In 1884, at the International Health Exhibition in South Kensington, four million punters came to view the latest scientific marvels: drainage systems, flushing toilets and electrically illuminated fountains. There, the scientist Francis Galton set up the Anthropometric Laboratory, where common folk would pay 3d (around 80p today) to enter, and anonymously fill out a data card. Galton’s technicians recorded 11 metrics, including height, hair colour, keenness of sight, punch strength and colour perception, and the ability to hear high-pitched noises, tested via whistlesmade by Messrs Tisley & Co, Brompton Road. Over the course of a week, 9,337 people went home with some trivial information about themselves, and Galton amassed the largest dataset of human characteristics ever compiled up to that time – and a stack of cash.

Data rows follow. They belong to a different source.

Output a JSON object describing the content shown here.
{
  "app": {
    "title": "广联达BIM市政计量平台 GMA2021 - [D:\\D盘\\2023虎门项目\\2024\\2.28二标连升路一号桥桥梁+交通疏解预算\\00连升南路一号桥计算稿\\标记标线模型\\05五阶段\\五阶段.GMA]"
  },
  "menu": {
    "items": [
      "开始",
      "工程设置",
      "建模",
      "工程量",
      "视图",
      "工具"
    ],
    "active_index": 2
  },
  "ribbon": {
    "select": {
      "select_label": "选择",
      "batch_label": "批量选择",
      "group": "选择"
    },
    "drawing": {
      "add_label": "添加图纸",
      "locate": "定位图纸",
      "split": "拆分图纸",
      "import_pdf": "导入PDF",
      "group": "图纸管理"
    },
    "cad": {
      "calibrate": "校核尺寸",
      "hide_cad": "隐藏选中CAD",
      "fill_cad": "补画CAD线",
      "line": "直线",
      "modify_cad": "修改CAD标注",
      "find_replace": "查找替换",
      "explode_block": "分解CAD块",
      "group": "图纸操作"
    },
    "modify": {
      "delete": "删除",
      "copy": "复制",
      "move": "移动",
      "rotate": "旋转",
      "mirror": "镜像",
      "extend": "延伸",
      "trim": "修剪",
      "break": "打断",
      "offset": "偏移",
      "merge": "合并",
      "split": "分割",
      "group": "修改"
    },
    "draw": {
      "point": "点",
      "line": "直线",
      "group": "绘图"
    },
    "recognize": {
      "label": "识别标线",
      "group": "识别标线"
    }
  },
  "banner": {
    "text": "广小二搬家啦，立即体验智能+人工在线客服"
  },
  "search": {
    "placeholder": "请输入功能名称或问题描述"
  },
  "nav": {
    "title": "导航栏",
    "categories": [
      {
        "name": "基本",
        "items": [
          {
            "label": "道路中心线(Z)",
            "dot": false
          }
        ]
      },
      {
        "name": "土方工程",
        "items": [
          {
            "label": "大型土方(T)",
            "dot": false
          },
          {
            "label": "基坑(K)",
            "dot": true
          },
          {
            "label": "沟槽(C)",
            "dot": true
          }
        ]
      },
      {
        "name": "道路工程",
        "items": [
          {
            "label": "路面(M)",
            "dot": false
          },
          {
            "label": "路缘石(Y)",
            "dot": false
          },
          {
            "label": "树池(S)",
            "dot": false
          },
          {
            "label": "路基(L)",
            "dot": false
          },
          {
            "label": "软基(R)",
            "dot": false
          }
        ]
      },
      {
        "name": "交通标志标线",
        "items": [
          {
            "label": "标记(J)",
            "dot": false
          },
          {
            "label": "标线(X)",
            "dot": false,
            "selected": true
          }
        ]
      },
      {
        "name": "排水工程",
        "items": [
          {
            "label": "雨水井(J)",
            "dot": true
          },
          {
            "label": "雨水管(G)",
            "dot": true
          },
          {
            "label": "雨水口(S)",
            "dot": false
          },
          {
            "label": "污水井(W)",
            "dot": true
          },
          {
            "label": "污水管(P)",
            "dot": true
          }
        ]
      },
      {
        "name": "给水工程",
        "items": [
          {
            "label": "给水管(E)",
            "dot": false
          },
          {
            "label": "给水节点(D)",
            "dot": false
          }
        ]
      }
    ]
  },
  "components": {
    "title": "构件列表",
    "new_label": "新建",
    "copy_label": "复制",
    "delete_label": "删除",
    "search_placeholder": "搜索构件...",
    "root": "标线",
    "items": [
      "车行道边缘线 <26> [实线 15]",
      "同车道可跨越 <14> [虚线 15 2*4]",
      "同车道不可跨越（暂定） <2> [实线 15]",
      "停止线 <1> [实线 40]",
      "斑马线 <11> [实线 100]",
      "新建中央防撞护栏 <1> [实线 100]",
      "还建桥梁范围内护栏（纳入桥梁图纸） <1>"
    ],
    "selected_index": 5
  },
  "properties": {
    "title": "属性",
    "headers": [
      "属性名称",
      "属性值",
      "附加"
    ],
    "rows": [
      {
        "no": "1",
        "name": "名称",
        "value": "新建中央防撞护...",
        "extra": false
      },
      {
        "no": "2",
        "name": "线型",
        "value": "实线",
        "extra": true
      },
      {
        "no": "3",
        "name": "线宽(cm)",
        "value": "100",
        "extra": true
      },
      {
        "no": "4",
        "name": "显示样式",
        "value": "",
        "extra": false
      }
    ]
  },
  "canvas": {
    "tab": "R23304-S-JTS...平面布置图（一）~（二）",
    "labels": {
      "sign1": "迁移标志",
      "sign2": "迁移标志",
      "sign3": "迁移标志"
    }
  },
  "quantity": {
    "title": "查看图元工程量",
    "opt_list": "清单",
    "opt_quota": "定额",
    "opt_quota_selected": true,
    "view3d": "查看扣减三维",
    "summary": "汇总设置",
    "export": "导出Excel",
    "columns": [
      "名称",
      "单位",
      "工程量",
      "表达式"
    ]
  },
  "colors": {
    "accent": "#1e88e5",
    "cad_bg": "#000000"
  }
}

There is nothing new under the sun. In the past decade, millions of punters have parted with their cash and a vial of saliva, and in exchange they received some information about their DNA. Our genomes are a treasure trove of biological data, and an industry has sprung up to sell products...